WHAT NEEDS TO BE DONE: From first line to last, retype the data exactly.

=== DATA FOR ANALYSIS ===

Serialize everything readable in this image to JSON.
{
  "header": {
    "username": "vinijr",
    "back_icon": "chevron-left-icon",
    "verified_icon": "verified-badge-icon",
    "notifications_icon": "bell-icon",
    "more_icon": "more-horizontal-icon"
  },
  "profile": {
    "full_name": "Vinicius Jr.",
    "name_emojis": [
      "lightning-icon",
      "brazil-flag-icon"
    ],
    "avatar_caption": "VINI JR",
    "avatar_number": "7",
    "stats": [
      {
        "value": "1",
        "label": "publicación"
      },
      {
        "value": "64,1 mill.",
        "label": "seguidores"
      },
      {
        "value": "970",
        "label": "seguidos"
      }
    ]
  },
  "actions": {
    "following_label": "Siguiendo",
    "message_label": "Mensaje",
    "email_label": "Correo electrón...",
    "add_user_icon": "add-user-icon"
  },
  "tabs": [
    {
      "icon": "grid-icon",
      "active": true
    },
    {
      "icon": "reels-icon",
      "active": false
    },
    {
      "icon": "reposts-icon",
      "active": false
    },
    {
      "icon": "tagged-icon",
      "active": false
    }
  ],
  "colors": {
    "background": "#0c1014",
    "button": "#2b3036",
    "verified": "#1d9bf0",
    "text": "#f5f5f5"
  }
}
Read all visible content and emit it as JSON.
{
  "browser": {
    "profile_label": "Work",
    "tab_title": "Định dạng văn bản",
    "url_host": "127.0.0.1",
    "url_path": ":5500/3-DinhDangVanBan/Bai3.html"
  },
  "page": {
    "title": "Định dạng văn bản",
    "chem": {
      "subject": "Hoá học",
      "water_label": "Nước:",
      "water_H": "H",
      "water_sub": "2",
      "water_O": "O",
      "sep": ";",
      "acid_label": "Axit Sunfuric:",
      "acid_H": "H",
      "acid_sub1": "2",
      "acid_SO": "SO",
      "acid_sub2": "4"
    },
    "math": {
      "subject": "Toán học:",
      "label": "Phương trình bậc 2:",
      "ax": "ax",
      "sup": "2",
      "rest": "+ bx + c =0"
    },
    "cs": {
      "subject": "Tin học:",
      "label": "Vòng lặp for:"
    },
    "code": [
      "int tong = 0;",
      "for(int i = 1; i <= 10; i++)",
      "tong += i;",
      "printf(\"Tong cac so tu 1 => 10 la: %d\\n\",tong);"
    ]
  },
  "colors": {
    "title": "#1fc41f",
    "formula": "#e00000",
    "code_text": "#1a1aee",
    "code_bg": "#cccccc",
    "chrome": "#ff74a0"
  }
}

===

RESPONSE BELOW:
Serialize everything readable in this image to JSON.
{
  "header": {
    "username": "vinijr",
    "back_icon": "chevron-left-icon",
    "verified_icon": "verified-badge-icon",
    "notifications_icon": "bell-icon",
    "more_icon": "more-horizontal-icon"
  },
  "profile": {
    "full_name": "Vinicius Jr.",
    "name_emojis": [
      "lightning-icon",
      "brazil-flag-icon"
    ],
    "avatar_caption": "VINI JR",
    "avatar_number": "7",
    "stats": [
      {
        "value": "1",
        "label": "publicación"
      },
      {
        "value": "64,1 mill.",
        "label": "seguidores"
      },
      {
        "value": "970",
        "label": "seguidos"
      }
    ]
  },
  "actions": {
    "following_label": "Siguiendo",
    "message_label": "Mensaje",
    "email_label": "Correo electrón...",
    "add_user_icon": "add-user-icon"
  },
  "tabs": [
    {
      "icon": "grid-icon",
      "active": true
    },
    {
      "icon": "reels-icon",
      "active": false
    },
    {
      "icon": "reposts-icon",
      "active": false
    },
    {
      "icon": "tagged-icon",
      "active": false
    }
  ],
  "colors": {
    "background": "#0c1014",
    "button": "#2b3036",
    "verified": "#1d9bf0",
    "text": "#f5f5f5"
  }
}
Read all visible content and emit it as JSON.
{
  "browser": {
    "profile_label": "Work",
    "tab_title": "Định dạng văn bản",
    "url_host": "127.0.0.1",
    "url_path": ":5500/3-DinhDangVanBan/Bai3.html"
  },
  "page": {
    "title": "Định dạng văn bản",
    "chem": {
      "subject": "Hoá học",
      "water_label": "Nước:",
      "water_H": "H",
      "water_sub": "2",
      "water_O": "O",
      "sep": ";",
      "acid_label": "Axit Sunfuric:",
      "acid_H": "H",
      "acid_sub1": "2",
      "acid_SO": "SO",
      "acid_sub2": "4"
    },
    "math": {
      "subject": "Toán học:",
      "label": "Phương trình bậc 2:",
      "ax": "ax",
      "sup": "2",
      "rest": "+ bx + c =0"
    },
    "cs": {
      "subject": "Tin học:",
      "label": "Vòng lặp for:"
    },
    "code": [
      "int tong = 0;",
      "for(int i = 1; i <= 10; i++)",
      "tong += i;",
      "printf(\"Tong cac so tu 1 => 10 la: %d\\n\",tong);"
    ]
  },
  "colors": {
    "title": "#1fc41f",
    "formula": "#e00000",
    "code_text": "#1a1aee",
    "code_bg": "#cccccc",
    "chrome": "#ff74a0"
  }
}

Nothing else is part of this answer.